Exercise aim ▸ Scan the entries below, and for each line that includes the word "with", make a copy.

Entries provided ▸
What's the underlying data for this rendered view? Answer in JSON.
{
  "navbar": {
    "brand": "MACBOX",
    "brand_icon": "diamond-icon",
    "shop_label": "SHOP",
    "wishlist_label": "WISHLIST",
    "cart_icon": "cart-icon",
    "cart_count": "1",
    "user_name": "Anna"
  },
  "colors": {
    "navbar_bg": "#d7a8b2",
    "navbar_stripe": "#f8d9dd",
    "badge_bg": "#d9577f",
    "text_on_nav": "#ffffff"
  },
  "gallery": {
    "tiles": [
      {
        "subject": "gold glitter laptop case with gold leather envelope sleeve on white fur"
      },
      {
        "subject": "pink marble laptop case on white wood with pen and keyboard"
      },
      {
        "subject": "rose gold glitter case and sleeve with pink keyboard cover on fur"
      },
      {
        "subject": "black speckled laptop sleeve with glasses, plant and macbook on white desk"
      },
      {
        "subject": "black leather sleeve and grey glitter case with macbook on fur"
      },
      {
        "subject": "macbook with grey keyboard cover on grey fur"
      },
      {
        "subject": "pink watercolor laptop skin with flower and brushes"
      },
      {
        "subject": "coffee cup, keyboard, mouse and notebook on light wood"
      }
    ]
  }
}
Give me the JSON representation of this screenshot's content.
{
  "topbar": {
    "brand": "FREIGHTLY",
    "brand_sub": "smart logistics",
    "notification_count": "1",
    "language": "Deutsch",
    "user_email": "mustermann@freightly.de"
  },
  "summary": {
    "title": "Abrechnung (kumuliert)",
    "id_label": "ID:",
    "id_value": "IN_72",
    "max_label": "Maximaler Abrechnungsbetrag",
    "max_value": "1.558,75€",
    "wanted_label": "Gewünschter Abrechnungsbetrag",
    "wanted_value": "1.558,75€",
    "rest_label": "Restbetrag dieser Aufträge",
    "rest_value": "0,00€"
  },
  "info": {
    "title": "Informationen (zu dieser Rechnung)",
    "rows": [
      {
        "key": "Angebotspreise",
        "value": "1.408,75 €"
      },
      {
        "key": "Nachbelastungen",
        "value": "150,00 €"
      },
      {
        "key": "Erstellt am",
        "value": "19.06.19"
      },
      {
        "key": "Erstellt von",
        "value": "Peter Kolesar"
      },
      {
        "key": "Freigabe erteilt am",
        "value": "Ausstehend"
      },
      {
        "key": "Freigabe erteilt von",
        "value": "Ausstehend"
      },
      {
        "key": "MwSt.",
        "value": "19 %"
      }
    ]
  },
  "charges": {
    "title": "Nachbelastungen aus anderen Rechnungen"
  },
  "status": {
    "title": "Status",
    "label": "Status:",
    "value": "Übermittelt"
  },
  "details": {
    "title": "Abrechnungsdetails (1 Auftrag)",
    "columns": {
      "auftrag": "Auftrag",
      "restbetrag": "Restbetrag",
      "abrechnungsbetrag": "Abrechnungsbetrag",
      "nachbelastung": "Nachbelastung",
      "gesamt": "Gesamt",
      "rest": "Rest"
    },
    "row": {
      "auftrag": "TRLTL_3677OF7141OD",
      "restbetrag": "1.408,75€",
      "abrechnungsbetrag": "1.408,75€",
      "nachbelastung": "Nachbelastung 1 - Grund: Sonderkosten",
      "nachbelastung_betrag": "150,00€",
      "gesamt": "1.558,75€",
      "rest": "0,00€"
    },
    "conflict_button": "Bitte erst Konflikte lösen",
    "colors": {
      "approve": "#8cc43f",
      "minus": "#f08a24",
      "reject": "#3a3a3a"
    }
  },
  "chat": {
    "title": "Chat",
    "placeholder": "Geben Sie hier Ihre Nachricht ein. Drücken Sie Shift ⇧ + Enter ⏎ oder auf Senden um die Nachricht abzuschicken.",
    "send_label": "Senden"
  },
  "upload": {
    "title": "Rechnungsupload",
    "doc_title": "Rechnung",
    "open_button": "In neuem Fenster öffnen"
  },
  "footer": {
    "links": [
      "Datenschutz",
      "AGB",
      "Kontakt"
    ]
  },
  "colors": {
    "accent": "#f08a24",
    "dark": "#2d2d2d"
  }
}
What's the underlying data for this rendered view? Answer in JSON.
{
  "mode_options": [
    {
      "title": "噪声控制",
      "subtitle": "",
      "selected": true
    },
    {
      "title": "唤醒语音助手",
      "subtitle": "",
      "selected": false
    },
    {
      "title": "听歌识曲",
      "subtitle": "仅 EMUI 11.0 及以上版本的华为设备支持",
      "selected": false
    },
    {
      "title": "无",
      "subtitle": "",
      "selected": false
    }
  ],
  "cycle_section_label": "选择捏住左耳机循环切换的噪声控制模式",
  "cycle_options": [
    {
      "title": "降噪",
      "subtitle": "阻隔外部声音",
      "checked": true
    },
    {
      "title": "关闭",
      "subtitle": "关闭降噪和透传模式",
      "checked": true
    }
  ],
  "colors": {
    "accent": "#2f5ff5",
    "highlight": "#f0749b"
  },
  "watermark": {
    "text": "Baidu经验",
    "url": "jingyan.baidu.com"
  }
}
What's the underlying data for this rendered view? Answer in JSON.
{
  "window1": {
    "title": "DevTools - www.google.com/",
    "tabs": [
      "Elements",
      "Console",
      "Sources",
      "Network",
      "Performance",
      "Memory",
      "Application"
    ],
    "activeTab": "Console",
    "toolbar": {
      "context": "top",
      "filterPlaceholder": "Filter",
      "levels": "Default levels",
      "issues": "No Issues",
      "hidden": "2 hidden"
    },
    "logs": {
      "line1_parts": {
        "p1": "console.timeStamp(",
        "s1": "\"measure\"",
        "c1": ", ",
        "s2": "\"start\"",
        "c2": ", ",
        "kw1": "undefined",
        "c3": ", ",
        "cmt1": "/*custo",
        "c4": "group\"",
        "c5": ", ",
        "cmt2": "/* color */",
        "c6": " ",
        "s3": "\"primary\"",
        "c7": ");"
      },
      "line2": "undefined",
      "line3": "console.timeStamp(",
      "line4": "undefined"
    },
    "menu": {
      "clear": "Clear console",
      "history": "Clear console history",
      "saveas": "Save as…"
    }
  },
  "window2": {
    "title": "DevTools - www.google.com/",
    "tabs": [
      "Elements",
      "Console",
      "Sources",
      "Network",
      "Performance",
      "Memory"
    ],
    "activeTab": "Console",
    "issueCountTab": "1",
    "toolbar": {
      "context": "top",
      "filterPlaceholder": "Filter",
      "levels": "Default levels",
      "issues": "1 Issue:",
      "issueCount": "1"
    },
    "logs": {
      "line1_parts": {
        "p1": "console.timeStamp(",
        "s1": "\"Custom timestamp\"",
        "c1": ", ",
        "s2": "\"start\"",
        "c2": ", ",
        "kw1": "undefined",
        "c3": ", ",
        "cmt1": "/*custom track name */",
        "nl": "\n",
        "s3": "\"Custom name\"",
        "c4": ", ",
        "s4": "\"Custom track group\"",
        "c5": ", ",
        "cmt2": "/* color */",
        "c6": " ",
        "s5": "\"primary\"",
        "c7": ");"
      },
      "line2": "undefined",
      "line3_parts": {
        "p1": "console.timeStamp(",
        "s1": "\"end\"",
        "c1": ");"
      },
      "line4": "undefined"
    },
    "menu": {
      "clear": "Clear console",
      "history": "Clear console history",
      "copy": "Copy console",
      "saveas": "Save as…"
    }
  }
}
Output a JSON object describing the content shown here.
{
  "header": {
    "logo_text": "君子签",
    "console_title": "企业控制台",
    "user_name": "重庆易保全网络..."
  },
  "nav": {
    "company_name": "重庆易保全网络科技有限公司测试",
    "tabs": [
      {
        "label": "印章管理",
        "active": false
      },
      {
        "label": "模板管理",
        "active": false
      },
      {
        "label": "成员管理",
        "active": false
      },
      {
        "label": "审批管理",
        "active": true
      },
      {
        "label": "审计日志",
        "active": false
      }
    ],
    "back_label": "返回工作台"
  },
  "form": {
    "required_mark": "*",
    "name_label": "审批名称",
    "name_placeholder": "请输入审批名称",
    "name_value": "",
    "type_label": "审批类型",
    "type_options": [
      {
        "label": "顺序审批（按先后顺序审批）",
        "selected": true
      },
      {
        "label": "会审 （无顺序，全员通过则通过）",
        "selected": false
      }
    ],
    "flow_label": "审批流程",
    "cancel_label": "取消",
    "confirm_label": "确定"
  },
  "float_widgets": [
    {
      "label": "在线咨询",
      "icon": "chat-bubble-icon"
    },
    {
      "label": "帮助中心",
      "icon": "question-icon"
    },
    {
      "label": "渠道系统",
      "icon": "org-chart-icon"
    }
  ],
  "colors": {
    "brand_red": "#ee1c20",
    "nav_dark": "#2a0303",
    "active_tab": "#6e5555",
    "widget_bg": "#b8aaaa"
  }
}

Result below ▸
        "subject": "gold glitter laptop case with gold leather envelope sleeve on white fur"
        "subject": "pink marble laptop case on white wood with pen and keyboard"
        "subject": "rose gold glitter case and sleeve with pink keyboard cover on fur"
        "subject": "black speckled laptop sleeve with glasses, plant and macbook on white desk"
        "subject": "black leather sleeve and grey glitter case with macbook on fur"
        "subject": "macbook with grey keyboard cover on grey fur"
        "subject": "pink watercolor laptop skin with flower and brushes"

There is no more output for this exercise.